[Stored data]
-- Opening Marker --
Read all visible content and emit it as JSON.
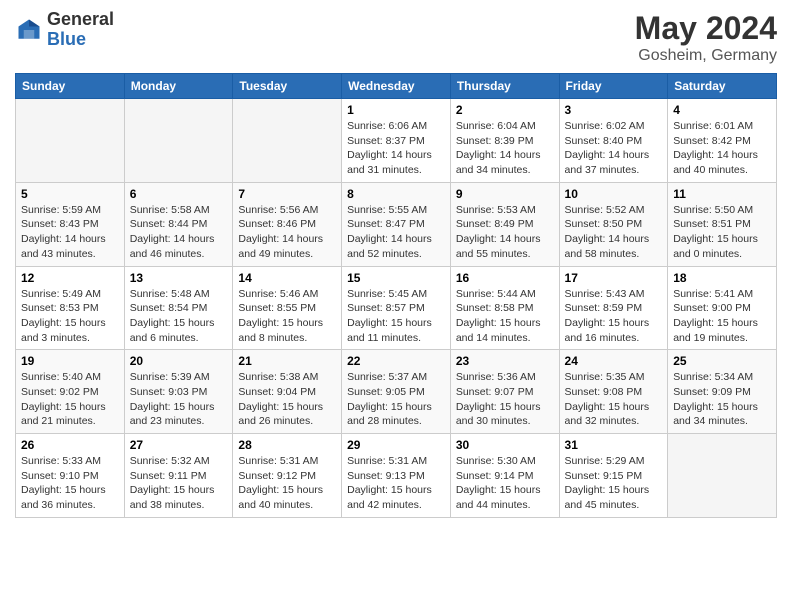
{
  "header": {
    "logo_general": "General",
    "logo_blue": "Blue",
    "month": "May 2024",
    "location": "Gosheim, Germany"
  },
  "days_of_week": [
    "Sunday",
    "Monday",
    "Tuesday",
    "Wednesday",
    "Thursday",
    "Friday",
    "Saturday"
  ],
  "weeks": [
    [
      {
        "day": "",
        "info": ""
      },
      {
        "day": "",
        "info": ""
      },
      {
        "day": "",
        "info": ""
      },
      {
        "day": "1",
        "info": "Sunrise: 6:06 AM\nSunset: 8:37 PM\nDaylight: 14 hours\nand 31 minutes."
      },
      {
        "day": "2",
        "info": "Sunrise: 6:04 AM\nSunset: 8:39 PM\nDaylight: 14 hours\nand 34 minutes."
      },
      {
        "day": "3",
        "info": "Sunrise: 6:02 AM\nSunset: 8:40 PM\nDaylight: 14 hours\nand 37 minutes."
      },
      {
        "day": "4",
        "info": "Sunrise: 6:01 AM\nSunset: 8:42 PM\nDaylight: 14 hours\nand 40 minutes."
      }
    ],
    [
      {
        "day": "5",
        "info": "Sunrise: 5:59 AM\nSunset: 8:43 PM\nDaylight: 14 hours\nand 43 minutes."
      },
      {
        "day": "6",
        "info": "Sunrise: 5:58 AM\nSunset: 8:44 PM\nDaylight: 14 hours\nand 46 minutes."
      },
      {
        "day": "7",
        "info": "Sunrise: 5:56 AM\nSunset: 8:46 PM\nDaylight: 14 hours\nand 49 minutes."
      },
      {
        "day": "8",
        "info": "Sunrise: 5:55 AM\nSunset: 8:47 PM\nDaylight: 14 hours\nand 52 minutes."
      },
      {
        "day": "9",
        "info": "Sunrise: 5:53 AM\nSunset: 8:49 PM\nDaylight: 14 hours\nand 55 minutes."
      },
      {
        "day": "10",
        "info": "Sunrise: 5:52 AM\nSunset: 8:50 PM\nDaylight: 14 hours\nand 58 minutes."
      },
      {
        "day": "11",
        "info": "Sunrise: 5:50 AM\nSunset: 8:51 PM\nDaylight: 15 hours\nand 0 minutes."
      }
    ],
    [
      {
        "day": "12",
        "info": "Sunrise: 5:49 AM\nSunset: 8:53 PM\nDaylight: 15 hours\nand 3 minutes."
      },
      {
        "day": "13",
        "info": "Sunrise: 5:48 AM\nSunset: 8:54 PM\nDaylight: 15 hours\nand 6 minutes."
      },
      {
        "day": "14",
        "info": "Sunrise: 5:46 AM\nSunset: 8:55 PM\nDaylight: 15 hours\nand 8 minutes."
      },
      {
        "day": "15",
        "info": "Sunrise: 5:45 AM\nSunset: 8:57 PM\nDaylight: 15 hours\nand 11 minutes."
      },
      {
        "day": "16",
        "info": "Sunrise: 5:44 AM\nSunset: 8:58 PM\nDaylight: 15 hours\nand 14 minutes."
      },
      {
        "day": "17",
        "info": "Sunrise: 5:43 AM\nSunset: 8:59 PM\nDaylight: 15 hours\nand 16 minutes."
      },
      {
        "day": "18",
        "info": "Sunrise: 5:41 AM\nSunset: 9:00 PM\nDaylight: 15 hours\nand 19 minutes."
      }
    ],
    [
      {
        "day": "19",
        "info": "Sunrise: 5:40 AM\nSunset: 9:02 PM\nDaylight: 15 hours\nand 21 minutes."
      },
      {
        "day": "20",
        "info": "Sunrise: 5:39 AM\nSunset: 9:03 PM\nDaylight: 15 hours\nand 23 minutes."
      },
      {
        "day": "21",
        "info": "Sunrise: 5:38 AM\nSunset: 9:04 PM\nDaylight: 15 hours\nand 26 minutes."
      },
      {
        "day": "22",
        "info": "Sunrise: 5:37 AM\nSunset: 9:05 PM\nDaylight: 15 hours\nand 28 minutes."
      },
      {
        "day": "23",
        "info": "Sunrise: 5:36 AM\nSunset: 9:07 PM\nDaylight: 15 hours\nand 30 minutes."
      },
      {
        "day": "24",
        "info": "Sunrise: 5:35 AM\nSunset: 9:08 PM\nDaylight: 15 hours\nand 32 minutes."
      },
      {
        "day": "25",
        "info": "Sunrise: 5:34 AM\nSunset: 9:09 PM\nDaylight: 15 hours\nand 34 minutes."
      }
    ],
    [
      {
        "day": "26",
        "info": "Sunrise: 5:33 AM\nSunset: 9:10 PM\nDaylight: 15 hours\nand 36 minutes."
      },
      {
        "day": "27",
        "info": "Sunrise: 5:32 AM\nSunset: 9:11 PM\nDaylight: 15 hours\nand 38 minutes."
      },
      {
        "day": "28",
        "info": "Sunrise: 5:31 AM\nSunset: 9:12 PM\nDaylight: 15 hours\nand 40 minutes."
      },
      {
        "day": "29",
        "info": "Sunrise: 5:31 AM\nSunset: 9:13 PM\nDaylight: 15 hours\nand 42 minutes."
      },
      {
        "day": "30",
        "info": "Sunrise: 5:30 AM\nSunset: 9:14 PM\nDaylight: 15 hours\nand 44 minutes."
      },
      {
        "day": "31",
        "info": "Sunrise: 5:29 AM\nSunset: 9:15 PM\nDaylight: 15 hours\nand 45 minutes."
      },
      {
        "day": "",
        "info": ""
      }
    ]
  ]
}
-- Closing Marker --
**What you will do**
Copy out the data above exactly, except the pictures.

**Output of the task**
Read all visible content and emit it as JSON.
{
  "header": {
    "logo_general": "General",
    "logo_blue": "Blue",
    "month": "May 2024",
    "location": "Gosheim, Germany"
  },
  "days_of_week": [
    "Sunday",
    "Monday",
    "Tuesday",
    "Wednesday",
    "Thursday",
    "Friday",
    "Saturday"
  ],
  "weeks": [
    [
      {
        "day": "",
        "info": ""
      },
      {
        "day": "",
        "info": ""
      },
      {
        "day": "",
        "info": ""
      },
      {
        "day": "1",
        "info": "Sunrise: 6:06 AM\nSunset: 8:37 PM\nDaylight: 14 hours\nand 31 minutes."
      },
      {
        "day": "2",
        "info": "Sunrise: 6:04 AM\nSunset: 8:39 PM\nDaylight: 14 hours\nand 34 minutes."
      },
      {
        "day": "3",
        "info": "Sunrise: 6:02 AM\nSunset: 8:40 PM\nDaylight: 14 hours\nand 37 minutes."
      },
      {
        "day": "4",
        "info": "Sunrise: 6:01 AM\nSunset: 8:42 PM\nDaylight: 14 hours\nand 40 minutes."
      }
    ],
    [
      {
        "day": "5",
        "info": "Sunrise: 5:59 AM\nSunset: 8:43 PM\nDaylight: 14 hours\nand 43 minutes."
      },
      {
        "day": "6",
        "info": "Sunrise: 5:58 AM\nSunset: 8:44 PM\nDaylight: 14 hours\nand 46 minutes."
      },
      {
        "day": "7",
        "info": "Sunrise: 5:56 AM\nSunset: 8:46 PM\nDaylight: 14 hours\nand 49 minutes."
      },
      {
        "day": "8",
        "info": "Sunrise: 5:55 AM\nSunset: 8:47 PM\nDaylight: 14 hours\nand 52 minutes."
      },
      {
        "day": "9",
        "info": "Sunrise: 5:53 AM\nSunset: 8:49 PM\nDaylight: 14 hours\nand 55 minutes."
      },
      {
        "day": "10",
        "info": "Sunrise: 5:52 AM\nSunset: 8:50 PM\nDaylight: 14 hours\nand 58 minutes."
      },
      {
        "day": "11",
        "info": "Sunrise: 5:50 AM\nSunset: 8:51 PM\nDaylight: 15 hours\nand 0 minutes."
      }
    ],
    [
      {
        "day": "12",
        "info": "Sunrise: 5:49 AM\nSunset: 8:53 PM\nDaylight: 15 hours\nand 3 minutes."
      },
      {
        "day": "13",
        "info": "Sunrise: 5:48 AM\nSunset: 8:54 PM\nDaylight: 15 hours\nand 6 minutes."
      },
      {
        "day": "14",
        "info": "Sunrise: 5:46 AM\nSunset: 8:55 PM\nDaylight: 15 hours\nand 8 minutes."
      },
      {
        "day": "15",
        "info": "Sunrise: 5:45 AM\nSunset: 8:57 PM\nDaylight: 15 hours\nand 11 minutes."
      },
      {
        "day": "16",
        "info": "Sunrise: 5:44 AM\nSunset: 8:58 PM\nDaylight: 15 hours\nand 14 minutes."
      },
      {
        "day": "17",
        "info": "Sunrise: 5:43 AM\nSunset: 8:59 PM\nDaylight: 15 hours\nand 16 minutes."
      },
      {
        "day": "18",
        "info": "Sunrise: 5:41 AM\nSunset: 9:00 PM\nDaylight: 15 hours\nand 19 minutes."
      }
    ],
    [
      {
        "day": "19",
        "info": "Sunrise: 5:40 AM\nSunset: 9:02 PM\nDaylight: 15 hours\nand 21 minutes."
      },
      {
        "day": "20",
        "info": "Sunrise: 5:39 AM\nSunset: 9:03 PM\nDaylight: 15 hours\nand 23 minutes."
      },
      {
        "day": "21",
        "info": "Sunrise: 5:38 AM\nSunset: 9:04 PM\nDaylight: 15 hours\nand 26 minutes."
      },
      {
        "day": "22",
        "info": "Sunrise: 5:37 AM\nSunset: 9:05 PM\nDaylight: 15 hours\nand 28 minutes."
      },
      {
        "day": "23",
        "info": "Sunrise: 5:36 AM\nSunset: 9:07 PM\nDaylight: 15 hours\nand 30 minutes."
      },
      {
        "day": "24",
        "info": "Sunrise: 5:35 AM\nSunset: 9:08 PM\nDaylight: 15 hours\nand 32 minutes."
      },
      {
        "day": "25",
        "info": "Sunrise: 5:34 AM\nSunset: 9:09 PM\nDaylight: 15 hours\nand 34 minutes."
      }
    ],
    [
      {
        "day": "26",
        "info": "Sunrise: 5:33 AM\nSunset: 9:10 PM\nDaylight: 15 hours\nand 36 minutes."
      },
      {
        "day": "27",
        "info": "Sunrise: 5:32 AM\nSunset: 9:11 PM\nDaylight: 15 hours\nand 38 minutes."
      },
      {
        "day": "28",
        "info": "Sunrise: 5:31 AM\nSunset: 9:12 PM\nDaylight: 15 hours\nand 40 minutes."
      },
      {
        "day": "29",
        "info": "Sunrise: 5:31 AM\nSunset: 9:13 PM\nDaylight: 15 hours\nand 42 minutes."
      },
      {
        "day": "30",
        "info": "Sunrise: 5:30 AM\nSunset: 9:14 PM\nDaylight: 15 hours\nand 44 minutes."
      },
      {
        "day": "31",
        "info": "Sunrise: 5:29 AM\nSunset: 9:15 PM\nDaylight: 15 hours\nand 45 minutes."
      },
      {
        "day": "",
        "info": ""
      }
    ]
  ]
}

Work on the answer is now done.